What you will do:
What is the count of lines in the records that include "type"? Reply with that number alone.

============

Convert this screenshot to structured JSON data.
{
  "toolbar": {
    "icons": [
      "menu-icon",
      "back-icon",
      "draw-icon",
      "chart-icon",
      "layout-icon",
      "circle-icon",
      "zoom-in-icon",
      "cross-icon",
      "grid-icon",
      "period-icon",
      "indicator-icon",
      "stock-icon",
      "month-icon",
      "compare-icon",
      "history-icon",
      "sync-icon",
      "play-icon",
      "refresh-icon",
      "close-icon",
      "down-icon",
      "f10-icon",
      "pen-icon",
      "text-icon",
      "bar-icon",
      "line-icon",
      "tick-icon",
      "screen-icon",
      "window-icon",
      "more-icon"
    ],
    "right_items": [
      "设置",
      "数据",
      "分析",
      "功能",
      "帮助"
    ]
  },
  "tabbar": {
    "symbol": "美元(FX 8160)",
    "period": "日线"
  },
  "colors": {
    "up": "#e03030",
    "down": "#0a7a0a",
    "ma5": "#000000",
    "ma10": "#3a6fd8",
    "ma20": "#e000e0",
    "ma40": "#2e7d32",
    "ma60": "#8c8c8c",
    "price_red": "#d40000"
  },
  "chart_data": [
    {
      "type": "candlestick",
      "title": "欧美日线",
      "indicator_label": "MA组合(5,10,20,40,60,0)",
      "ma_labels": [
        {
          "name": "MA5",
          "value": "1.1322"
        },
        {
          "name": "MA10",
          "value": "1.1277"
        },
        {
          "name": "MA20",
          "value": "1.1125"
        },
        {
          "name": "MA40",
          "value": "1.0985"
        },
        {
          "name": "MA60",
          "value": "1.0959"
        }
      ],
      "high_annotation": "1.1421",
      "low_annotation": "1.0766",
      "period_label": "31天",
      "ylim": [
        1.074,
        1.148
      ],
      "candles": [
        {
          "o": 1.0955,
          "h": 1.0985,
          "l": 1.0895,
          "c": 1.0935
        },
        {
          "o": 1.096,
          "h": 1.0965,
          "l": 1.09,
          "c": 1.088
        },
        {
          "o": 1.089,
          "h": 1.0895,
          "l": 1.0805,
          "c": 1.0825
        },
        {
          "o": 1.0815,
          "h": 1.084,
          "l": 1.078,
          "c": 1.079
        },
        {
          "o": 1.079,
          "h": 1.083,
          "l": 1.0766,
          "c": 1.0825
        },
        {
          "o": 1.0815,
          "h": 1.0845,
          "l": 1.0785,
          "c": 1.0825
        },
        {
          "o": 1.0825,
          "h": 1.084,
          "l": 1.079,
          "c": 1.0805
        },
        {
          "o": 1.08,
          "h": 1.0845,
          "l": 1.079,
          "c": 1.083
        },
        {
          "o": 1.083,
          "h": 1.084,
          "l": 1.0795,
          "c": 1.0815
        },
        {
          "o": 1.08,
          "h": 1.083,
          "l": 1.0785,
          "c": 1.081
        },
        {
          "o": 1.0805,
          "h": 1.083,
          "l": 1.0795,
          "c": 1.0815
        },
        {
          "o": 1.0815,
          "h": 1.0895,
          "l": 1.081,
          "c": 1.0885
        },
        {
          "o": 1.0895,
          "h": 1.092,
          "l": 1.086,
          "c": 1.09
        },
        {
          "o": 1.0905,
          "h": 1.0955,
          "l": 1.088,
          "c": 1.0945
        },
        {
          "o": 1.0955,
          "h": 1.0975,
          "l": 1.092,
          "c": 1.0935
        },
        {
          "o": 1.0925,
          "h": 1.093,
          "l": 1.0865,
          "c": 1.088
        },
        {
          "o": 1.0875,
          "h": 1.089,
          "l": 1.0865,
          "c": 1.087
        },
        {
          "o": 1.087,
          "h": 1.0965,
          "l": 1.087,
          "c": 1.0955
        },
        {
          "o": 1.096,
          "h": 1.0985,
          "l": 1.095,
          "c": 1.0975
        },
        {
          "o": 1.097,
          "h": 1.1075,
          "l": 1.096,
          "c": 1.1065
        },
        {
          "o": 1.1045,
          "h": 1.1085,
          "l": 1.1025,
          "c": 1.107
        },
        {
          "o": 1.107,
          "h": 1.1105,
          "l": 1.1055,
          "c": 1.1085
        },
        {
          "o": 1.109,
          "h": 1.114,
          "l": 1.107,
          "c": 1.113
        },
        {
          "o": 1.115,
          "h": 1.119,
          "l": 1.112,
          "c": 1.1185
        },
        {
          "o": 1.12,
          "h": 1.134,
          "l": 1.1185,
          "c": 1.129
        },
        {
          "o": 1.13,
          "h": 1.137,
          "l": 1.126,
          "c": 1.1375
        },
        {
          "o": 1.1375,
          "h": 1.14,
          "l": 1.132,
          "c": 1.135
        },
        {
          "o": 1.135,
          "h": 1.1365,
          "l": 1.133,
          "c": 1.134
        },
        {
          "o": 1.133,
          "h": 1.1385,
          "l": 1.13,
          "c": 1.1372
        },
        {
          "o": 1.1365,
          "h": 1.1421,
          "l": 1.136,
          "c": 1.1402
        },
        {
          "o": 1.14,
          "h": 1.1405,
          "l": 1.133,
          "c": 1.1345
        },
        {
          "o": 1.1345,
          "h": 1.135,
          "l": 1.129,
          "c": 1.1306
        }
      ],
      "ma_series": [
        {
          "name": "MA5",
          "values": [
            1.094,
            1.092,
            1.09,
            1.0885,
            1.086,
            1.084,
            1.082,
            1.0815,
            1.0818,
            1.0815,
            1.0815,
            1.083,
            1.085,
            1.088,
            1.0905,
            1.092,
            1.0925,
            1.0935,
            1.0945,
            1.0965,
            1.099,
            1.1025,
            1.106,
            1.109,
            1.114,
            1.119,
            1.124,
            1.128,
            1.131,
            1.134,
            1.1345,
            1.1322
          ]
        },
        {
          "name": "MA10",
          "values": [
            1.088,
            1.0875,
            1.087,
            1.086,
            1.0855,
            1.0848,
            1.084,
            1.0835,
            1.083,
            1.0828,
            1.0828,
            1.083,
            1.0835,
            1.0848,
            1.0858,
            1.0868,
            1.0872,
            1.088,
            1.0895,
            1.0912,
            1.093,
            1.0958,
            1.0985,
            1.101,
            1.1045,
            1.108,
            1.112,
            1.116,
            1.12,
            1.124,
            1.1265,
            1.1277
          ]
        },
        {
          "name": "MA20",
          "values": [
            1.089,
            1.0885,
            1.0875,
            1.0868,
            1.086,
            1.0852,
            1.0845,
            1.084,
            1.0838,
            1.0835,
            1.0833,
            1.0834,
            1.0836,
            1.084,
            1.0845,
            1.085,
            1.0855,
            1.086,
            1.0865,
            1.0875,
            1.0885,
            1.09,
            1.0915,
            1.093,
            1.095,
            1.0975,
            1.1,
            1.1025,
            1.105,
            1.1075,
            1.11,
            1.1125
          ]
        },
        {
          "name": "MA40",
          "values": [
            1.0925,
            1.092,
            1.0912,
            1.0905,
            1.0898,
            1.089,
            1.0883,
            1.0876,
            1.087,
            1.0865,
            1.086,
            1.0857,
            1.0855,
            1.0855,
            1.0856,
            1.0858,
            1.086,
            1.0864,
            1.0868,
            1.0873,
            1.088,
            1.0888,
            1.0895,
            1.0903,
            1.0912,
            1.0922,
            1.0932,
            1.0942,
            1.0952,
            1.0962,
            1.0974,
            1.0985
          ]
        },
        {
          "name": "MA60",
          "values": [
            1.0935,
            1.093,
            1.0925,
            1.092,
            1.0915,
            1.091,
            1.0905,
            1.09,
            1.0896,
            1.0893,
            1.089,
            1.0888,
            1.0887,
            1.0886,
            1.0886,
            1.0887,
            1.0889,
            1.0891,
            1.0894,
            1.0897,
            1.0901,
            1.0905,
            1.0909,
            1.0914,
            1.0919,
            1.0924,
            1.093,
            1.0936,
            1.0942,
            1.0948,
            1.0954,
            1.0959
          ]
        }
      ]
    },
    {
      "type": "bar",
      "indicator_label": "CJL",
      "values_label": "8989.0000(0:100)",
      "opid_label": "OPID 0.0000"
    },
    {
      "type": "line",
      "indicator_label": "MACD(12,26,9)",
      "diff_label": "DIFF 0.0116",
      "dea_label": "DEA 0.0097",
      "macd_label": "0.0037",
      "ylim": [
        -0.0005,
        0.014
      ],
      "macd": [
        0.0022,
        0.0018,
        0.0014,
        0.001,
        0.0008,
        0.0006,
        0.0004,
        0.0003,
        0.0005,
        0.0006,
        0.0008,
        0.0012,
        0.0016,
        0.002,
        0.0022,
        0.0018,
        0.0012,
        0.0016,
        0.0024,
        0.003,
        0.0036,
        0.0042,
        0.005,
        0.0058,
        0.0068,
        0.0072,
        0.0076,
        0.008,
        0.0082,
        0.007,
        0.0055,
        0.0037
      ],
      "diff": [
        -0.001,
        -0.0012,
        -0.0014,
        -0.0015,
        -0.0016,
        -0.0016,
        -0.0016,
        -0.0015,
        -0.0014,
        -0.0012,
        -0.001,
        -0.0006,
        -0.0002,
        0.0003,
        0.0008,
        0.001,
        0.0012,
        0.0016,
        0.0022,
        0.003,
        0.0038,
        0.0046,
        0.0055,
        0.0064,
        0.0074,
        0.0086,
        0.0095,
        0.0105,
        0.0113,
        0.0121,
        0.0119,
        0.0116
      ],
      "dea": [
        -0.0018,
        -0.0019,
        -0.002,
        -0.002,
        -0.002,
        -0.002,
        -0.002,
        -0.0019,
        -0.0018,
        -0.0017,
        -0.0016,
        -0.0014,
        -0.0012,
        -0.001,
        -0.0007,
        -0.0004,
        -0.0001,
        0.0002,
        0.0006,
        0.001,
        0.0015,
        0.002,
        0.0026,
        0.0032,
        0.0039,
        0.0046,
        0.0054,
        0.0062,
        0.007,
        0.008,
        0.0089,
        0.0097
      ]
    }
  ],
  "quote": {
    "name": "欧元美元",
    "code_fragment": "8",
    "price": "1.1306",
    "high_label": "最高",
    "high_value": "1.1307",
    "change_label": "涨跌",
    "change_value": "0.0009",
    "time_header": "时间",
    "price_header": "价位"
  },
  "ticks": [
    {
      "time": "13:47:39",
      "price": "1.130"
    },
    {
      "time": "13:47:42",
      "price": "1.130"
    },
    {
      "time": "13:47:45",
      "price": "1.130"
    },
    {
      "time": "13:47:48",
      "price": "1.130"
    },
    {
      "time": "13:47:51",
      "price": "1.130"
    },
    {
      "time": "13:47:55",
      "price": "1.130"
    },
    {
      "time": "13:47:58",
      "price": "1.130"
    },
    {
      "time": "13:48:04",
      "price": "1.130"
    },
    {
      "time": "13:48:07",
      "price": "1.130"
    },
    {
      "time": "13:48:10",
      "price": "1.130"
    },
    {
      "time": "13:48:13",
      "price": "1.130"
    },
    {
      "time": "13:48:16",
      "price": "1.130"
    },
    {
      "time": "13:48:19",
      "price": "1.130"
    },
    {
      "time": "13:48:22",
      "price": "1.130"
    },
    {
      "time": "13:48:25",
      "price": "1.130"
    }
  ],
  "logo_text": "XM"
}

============

Solved problem:
3